After a three-year pause due to the pandemic, some 28 million US borrowers will once again face their student loan obligations - while grappling with scorching inflation.
What's more, there are fundamental issues with servicing the deluge of borrowers, according to lenders, consumer advocates and lawmakers. As Bloomberg notes, several loan administrators have slashed staff, are operating on antiquated computer systems, and have provided inadequate training.
The logistics are daunting. Many borrowers were assigned new loan servicers after some of the biggest companies, such as Navient Corp., quit the federal program. The Biden administration’s failed attempt to forgive some of the debt has left some folks confused about whether they need to pay at all. Then there’s bewilderment over income-driven repayment plans and the legions of scammers sure to be looking for easy marks amid the upheaval. It could be a mess. -Bloomberg
"This is one of the most confusing things I’ve been through," said 28-year-old Courtney Young, who will be working with the third federal loan servicer assigned to her in four years on her $54,000 in government loans, which she took out to study at Winston-Salem State University in North Carolina.
"I know I’m probably not the only one who’s logged in and said ‘Hey, what’s going on?’" Young told Bloomberg, after her federal servicer said she isn't required to pay anything until April.
According to a letter to servicers written by six Democratic senators led by Elizabeth Warren (MA), "The restart of tens of millions of borrowers’ student loan payments marks an unprecedented event with a heightened risk of borrower harm."
That said, the biggest risk to borrowers — assuming they can avoid outright scams — might be time wasted on the administrative hassle related to setting up their accounts and choosing a repayment plan. While interest will begin accruing Sept. 1, borrowers that don’t make full payments won’t see any demerits on their credit report for the first 12 months.
Loan servicers want to go full-speed ahead, but they’re concerned there isn’t enough time to communicate with borrowers. Servicers process payments and help struggling borrowers figure out repayment plans. -Bloomberg
In an attempt to streamline the process, the Biden administration has launched a 'beta version' of a revised, income-driven student loan repayment platform, SAVE, following a June 30 decision by the US Supreme Court to strike down the Biden administration's controversial student loan forgiveness plan, which would have knocked as much as $20,000 off the balances of around 40 million borrowers.
At present, the DOE offers four Income-Driven Repayment plans for students to pay off their debts—Revised Pay As You Earn Repayment Plan (REPAYE Plan), Pay As You Earn Repayment Plan (PAYE Plan), Income-Based Repayment Plan (IBR Plan), and Income-Contingent Repayment Plan (ICR Plan).
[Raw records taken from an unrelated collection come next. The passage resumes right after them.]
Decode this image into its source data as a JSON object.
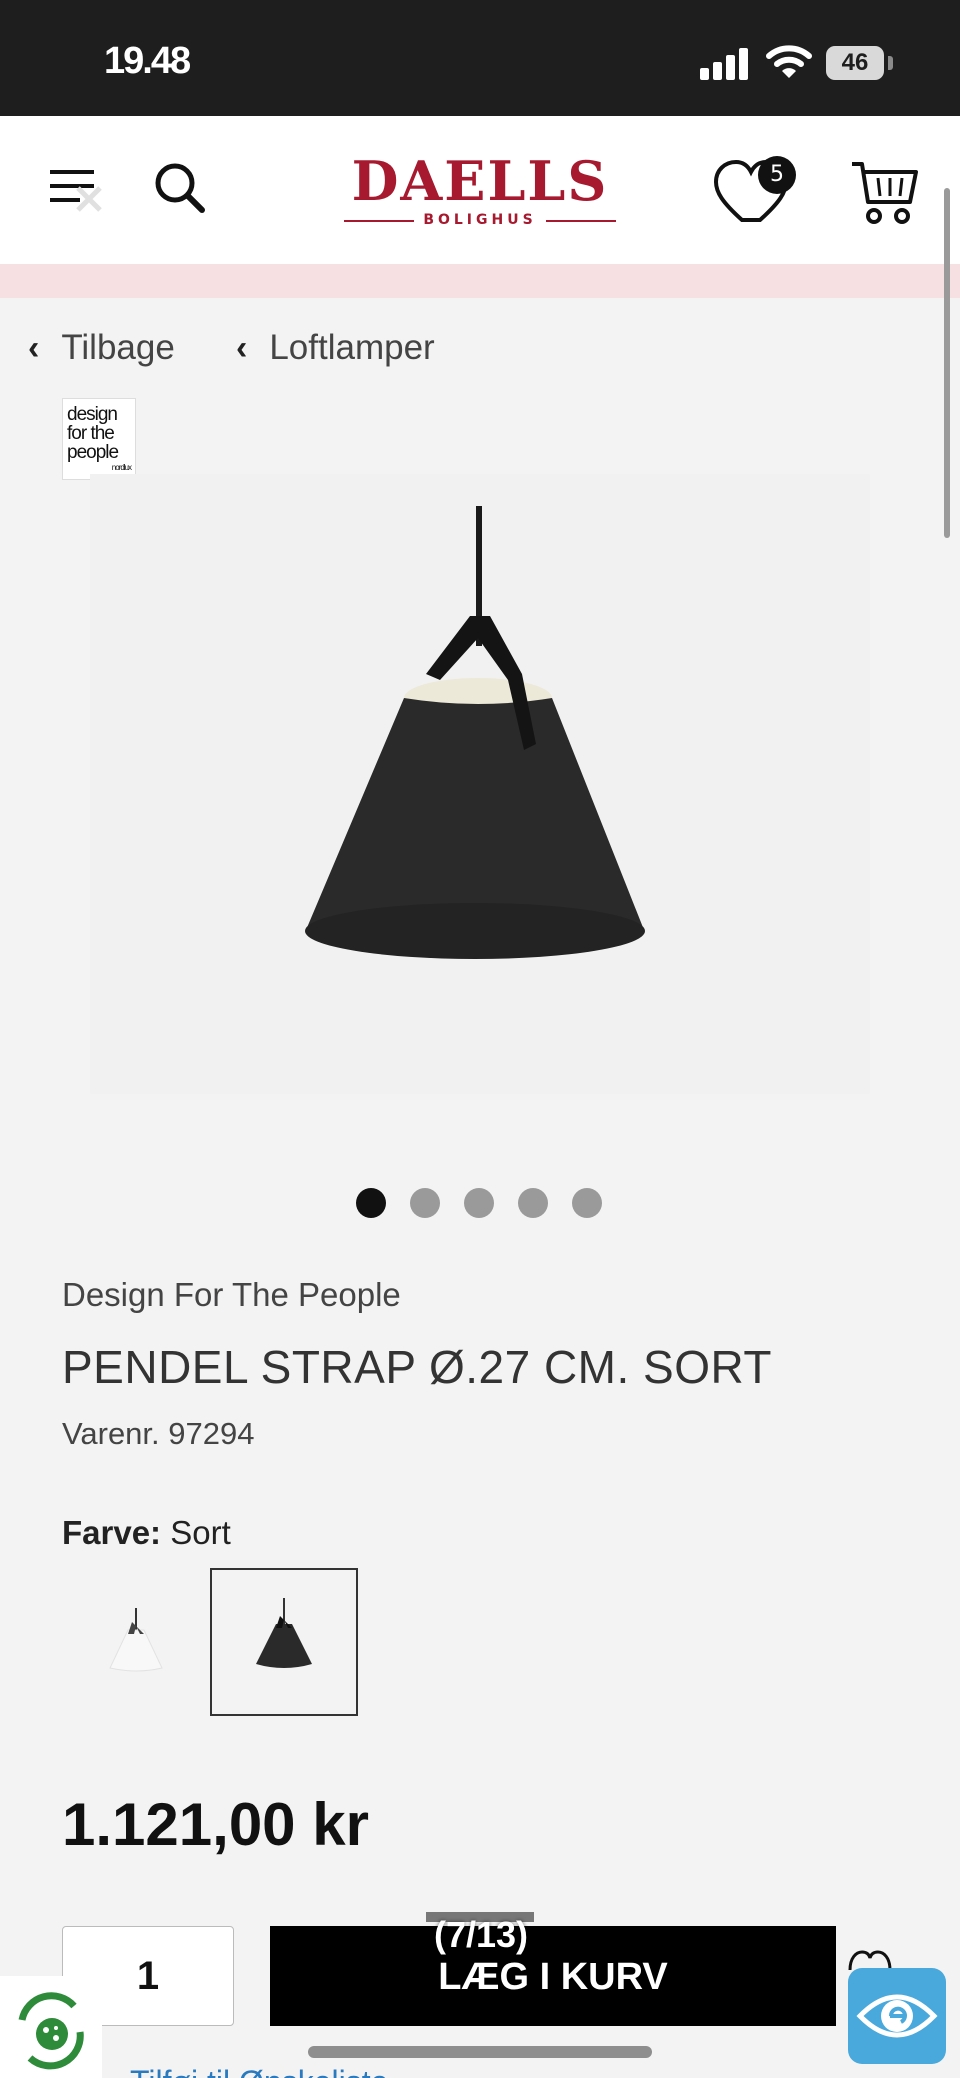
{
  "status_bar": {
    "time": "19.48",
    "battery": "46"
  },
  "header": {
    "logo": {
      "brand": "DAELLS",
      "sub": "BOLIGHUS"
    },
    "wishlist_count": "5"
  },
  "breadcrumb": {
    "back_label": "Tilbage",
    "category_label": "Loftlamper"
  },
  "brand_badge": {
    "line1": "design",
    "line2": "for the",
    "line3": "people",
    "maker": "nordlux"
  },
  "product": {
    "brand": "Design For The People",
    "title": "PENDEL STRAP Ø.27 CM. SORT",
    "sku_label": "Varenr. 97294",
    "color_label": "Farve:",
    "color_value": "Sort",
    "price": "1.121,00 kr",
    "quantity": "1",
    "add_to_cart_label": "LÆG I KURV",
    "swatches": [
      {
        "name": "Hvid",
        "selected": false
      },
      {
        "name": "Sort",
        "selected": true
      }
    ]
  },
  "gallery": {
    "counter": "(7/13)",
    "dots": 5,
    "active_dot": 1
  },
  "partial_link": "Tilføj til Ønskeliste",
  "icons": {
    "menu": "menu-close-icon",
    "search": "search-icon",
    "wishlist": "heart-icon",
    "cart": "cart-icon",
    "accessibility": "eye-icon",
    "cookie": "cookie-icon"
  },
  "colors": {
    "brand": "#a6192e",
    "accent_blue": "#4aa9dc",
    "button": "#000000"
  }
}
The SAVE plan is intended to replace the REPAYE plan, which is one of the most widely used of the four existing plans. The remaining three will be phased out or limited by the DOE.
Borrowers who are already enrolled in the REPAYE plan or recently applied for it will automatically be transferred to the SAVE plan. There is no need to reapply for such borrowers. -Epoch Times
Here's where the impact will be most felt
According to Morgan Stanley, households are less able to make student loan payments than they were a year ago, with those making under $50,000 obviously in the most trouble. Of that cohort, 47% say they won't be able to make all of their monthly student loan payments. That drops down to 29% of those making between $50,000 and $99,999, and 14% of those making over $100,000.
When it comes to anticipated corporate exposure, it comes down to discretionary vs. non-discretionary. Those most exposed include Dick's Sporting Goods, Target, Ulta Beauty, Wayfair and Williams-Sonoma, while companies which are least exposed include Auto Parts companies, Dollar Stores, Kroger and Walmart.
Here's an indication of exposure by age group for various retailers.
MS is anticipating that the resumption of student loan repayments could re-accelerate consumer delinquency rates vs. their previous estimates.